**PROBLEM TO WORK ON**
Determine which lines of the records include the word "period", and copy them.

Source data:
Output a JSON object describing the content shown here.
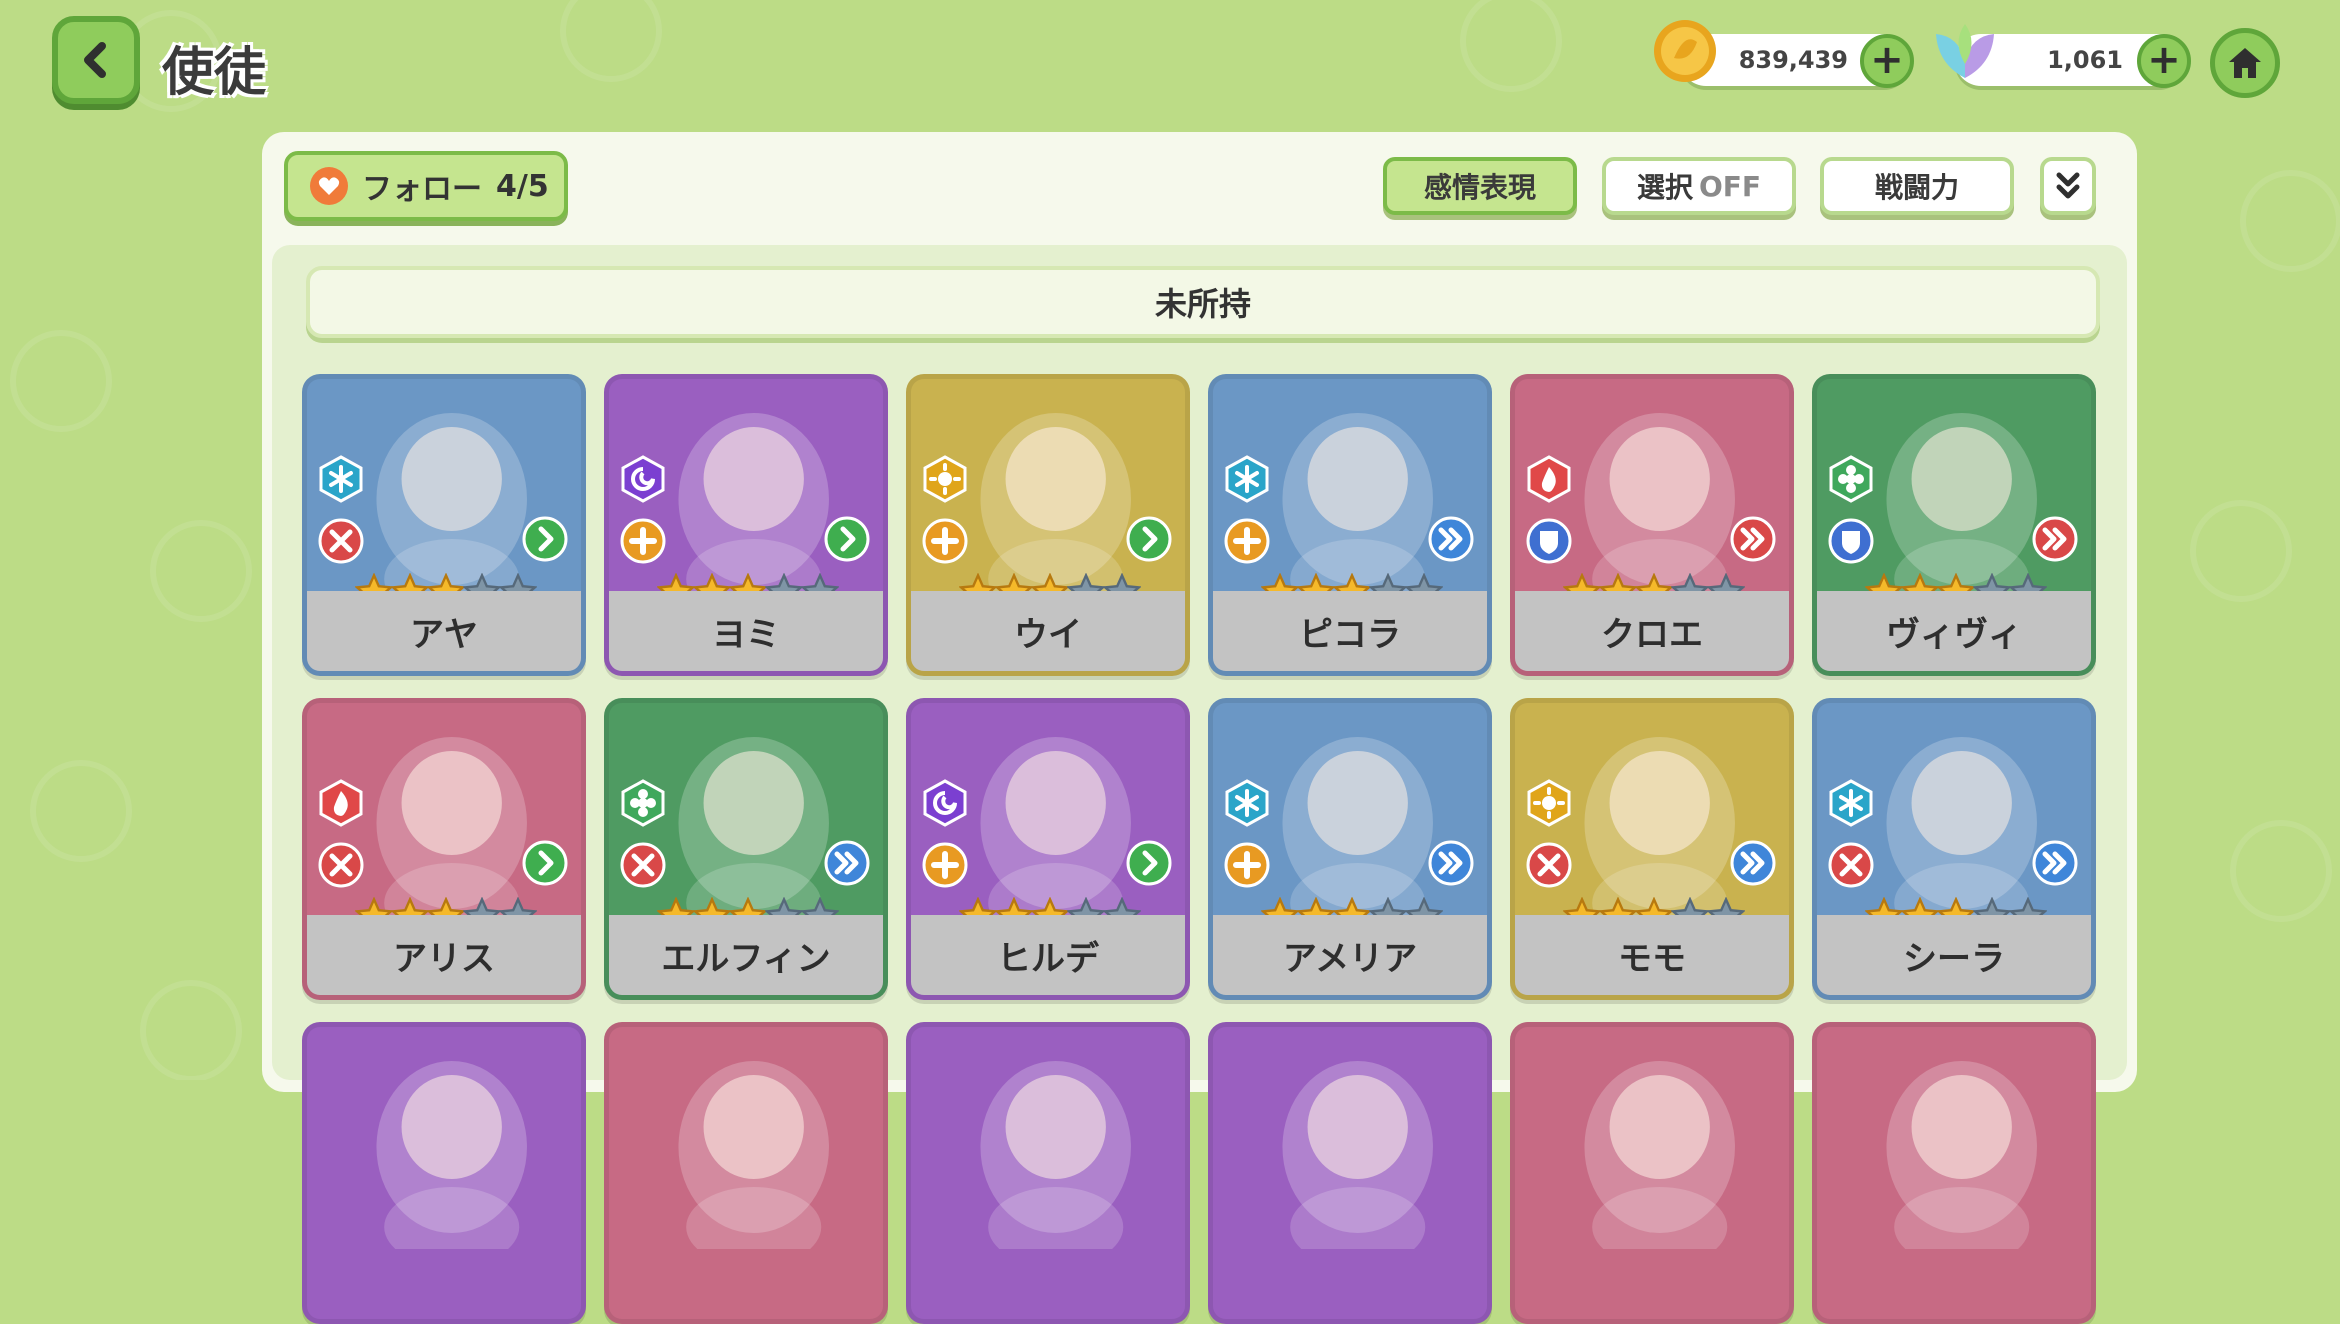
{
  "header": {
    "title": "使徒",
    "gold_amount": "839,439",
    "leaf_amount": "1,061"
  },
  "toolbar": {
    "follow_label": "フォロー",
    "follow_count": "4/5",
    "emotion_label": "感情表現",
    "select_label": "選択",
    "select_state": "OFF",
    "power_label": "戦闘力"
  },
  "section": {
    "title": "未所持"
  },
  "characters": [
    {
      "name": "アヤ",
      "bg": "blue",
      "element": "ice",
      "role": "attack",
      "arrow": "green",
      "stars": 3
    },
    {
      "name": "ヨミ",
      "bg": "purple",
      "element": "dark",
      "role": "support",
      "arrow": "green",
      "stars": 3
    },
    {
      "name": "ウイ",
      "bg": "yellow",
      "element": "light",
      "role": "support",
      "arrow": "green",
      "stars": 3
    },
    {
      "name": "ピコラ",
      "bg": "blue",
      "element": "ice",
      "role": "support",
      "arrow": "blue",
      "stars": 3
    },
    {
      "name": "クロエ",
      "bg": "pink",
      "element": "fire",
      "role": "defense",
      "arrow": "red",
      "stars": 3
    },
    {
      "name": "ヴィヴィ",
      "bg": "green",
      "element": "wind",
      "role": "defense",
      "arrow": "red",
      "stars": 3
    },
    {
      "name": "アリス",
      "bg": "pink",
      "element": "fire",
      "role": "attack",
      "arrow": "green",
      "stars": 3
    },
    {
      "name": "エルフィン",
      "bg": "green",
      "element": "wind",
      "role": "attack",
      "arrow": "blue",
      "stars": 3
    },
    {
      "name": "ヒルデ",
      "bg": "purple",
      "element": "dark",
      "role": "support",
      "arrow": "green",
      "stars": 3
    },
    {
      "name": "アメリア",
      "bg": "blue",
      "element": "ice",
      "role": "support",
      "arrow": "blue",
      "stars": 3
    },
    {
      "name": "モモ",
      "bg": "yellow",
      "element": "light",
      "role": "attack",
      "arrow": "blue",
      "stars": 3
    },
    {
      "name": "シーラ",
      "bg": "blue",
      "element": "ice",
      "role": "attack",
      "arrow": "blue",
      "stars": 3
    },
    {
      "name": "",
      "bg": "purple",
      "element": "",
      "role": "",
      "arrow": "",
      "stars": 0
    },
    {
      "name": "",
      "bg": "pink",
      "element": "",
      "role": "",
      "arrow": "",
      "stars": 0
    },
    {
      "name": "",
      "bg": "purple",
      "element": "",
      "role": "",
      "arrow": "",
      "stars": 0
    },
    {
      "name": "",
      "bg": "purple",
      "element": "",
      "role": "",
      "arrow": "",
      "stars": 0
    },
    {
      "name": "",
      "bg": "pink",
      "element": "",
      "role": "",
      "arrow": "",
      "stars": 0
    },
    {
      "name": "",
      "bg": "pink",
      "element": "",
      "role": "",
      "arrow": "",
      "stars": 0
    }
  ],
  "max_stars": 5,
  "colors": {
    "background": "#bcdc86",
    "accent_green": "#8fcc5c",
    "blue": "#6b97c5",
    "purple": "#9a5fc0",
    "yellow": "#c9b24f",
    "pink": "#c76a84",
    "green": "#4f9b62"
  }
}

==

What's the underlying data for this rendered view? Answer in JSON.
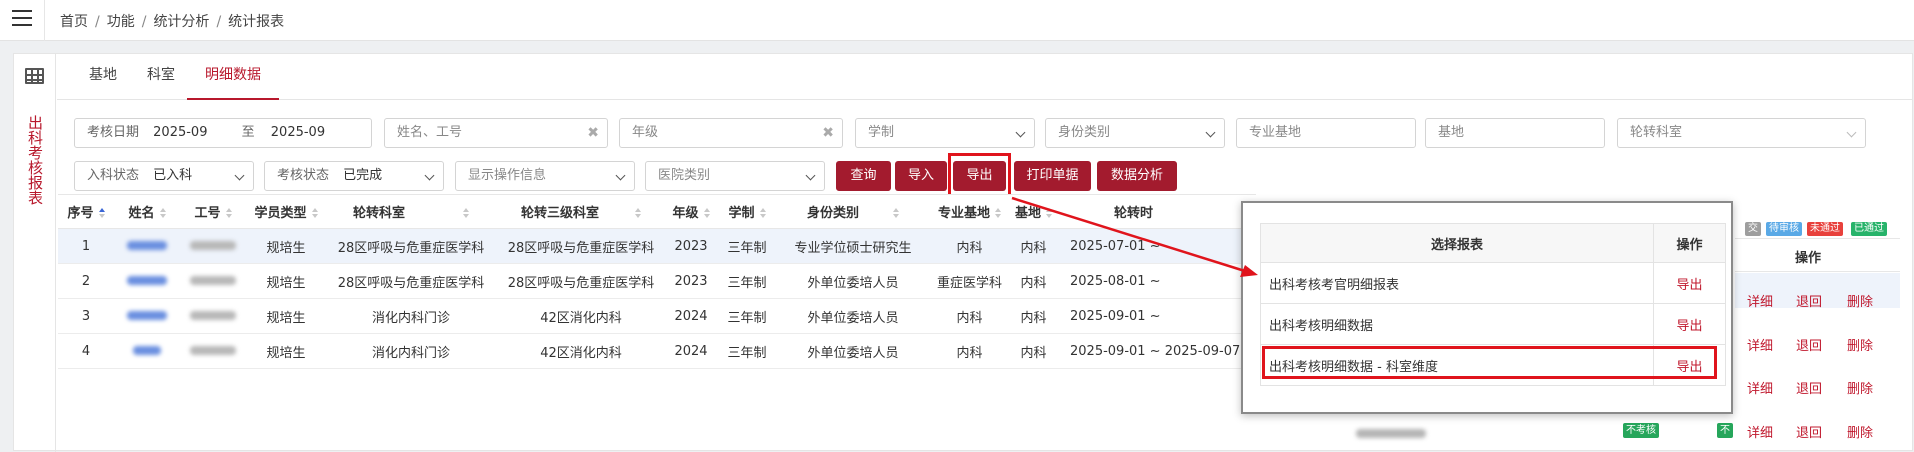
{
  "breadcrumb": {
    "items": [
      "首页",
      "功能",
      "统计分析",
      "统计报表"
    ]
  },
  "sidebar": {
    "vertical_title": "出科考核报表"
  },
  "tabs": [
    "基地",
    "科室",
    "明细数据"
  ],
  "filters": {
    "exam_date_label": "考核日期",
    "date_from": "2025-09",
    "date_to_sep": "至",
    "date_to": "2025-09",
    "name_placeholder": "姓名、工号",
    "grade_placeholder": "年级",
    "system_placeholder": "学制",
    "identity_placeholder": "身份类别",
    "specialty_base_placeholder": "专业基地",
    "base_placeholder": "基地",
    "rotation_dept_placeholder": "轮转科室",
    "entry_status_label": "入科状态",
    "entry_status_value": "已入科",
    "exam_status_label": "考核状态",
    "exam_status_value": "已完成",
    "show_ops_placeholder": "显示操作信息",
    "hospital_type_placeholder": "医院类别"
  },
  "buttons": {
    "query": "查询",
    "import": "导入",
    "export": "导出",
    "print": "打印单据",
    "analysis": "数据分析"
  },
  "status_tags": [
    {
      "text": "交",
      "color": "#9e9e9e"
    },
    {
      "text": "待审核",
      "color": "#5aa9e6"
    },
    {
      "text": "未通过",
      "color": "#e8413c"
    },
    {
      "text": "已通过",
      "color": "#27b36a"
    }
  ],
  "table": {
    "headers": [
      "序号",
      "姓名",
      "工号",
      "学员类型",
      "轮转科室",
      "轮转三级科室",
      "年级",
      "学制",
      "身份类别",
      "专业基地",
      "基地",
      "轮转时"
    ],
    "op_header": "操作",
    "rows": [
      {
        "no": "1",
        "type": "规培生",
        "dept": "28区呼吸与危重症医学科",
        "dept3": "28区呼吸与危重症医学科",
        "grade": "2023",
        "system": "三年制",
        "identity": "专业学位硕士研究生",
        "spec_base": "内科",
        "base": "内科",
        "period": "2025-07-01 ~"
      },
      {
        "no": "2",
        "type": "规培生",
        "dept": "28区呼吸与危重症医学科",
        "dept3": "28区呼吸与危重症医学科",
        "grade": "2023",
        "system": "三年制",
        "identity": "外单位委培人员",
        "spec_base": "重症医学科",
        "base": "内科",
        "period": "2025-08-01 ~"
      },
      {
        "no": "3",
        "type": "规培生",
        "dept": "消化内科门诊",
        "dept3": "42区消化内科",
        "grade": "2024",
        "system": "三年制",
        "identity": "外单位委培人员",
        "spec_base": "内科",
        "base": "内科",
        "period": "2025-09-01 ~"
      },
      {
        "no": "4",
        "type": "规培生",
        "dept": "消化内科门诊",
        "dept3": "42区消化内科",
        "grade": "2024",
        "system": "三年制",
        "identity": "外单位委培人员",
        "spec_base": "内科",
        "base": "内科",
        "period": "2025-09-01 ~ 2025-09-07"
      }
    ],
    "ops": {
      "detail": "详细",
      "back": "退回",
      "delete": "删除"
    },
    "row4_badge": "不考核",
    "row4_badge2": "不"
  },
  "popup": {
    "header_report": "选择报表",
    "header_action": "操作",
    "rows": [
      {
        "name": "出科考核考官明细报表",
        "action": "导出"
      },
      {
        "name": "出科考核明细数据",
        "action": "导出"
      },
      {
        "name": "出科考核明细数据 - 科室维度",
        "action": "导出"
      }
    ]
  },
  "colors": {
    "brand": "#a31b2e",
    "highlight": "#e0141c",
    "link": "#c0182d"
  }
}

**TASK OUTPUT**
        "period": "2025-07-01 ~"
        "period": "2025-08-01 ~"
        "period": "2025-09-01 ~"
        "period": "2025-09-01 ~ 2025-09-07"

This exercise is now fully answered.